When Sims started at BlackBerry in January, the company was flailing.
“It’s a little like when you walk down the stairs and you stumble,” he said. “You have to grab the handrail, and we had to figure out what our handrail was.”
“Stumble” is putting it lightly. The company was hemorrhaging money, losing a stunning $4.4 billion in the quarter ended in November. It had recently announced plans to slash 4,500 jobs, or 40% of its global work force.
The company, he acknowledged, had unsuccessfully expanded its focus in previous years with a variety of new devices geared to consumers as well as professional users.
“One thing that was clear to me when I arrived was that the company was completely device-centric,” he said.
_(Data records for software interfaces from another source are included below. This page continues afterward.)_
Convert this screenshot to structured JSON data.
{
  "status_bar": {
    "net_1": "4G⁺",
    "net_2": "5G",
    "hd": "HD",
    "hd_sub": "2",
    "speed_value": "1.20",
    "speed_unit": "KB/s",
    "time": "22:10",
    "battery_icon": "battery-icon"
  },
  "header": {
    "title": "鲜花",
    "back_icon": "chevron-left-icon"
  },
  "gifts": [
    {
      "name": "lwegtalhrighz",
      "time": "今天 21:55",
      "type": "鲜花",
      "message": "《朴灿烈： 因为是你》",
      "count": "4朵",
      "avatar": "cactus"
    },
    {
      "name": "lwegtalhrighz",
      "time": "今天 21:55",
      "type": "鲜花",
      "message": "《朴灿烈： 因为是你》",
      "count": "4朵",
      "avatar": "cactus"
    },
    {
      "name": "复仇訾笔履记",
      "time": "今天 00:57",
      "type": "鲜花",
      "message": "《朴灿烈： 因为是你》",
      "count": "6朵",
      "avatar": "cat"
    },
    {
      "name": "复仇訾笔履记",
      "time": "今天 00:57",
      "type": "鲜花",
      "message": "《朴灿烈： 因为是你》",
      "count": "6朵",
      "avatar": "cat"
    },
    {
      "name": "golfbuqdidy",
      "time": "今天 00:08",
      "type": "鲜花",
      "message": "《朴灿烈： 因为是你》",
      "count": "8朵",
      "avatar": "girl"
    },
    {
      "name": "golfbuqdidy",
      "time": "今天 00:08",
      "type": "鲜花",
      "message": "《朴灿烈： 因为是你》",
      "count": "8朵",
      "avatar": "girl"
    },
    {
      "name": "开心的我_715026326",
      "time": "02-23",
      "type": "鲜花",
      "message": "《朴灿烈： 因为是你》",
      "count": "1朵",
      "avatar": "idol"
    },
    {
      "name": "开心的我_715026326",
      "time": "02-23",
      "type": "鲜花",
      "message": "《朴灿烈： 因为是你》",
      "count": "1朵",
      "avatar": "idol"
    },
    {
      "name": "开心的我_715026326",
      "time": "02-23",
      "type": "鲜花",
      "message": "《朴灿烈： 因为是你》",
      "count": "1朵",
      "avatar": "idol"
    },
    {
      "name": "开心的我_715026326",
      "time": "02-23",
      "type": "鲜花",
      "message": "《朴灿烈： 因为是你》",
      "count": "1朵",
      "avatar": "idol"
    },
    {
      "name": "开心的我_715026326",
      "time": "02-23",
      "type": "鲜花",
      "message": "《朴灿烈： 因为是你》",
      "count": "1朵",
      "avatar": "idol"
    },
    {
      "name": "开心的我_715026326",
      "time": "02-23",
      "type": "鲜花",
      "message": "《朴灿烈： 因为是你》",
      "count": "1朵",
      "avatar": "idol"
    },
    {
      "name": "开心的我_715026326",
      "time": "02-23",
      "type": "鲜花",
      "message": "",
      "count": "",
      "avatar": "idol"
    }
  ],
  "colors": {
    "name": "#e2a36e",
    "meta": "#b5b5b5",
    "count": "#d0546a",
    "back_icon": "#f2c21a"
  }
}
Sims said that when he started holding outside meetings earlier this year, “the first question customers asked was ‘Are you guys going to be around in a couple of years?'”
Sims said that those concerns have eased as BlackBerry’s turnaround plans have come into focus, but the company’s future is still far from certain.
“The task to transform BlackBerry back to where it rightfully belongs in the industry is a significant challenge,” Sims said.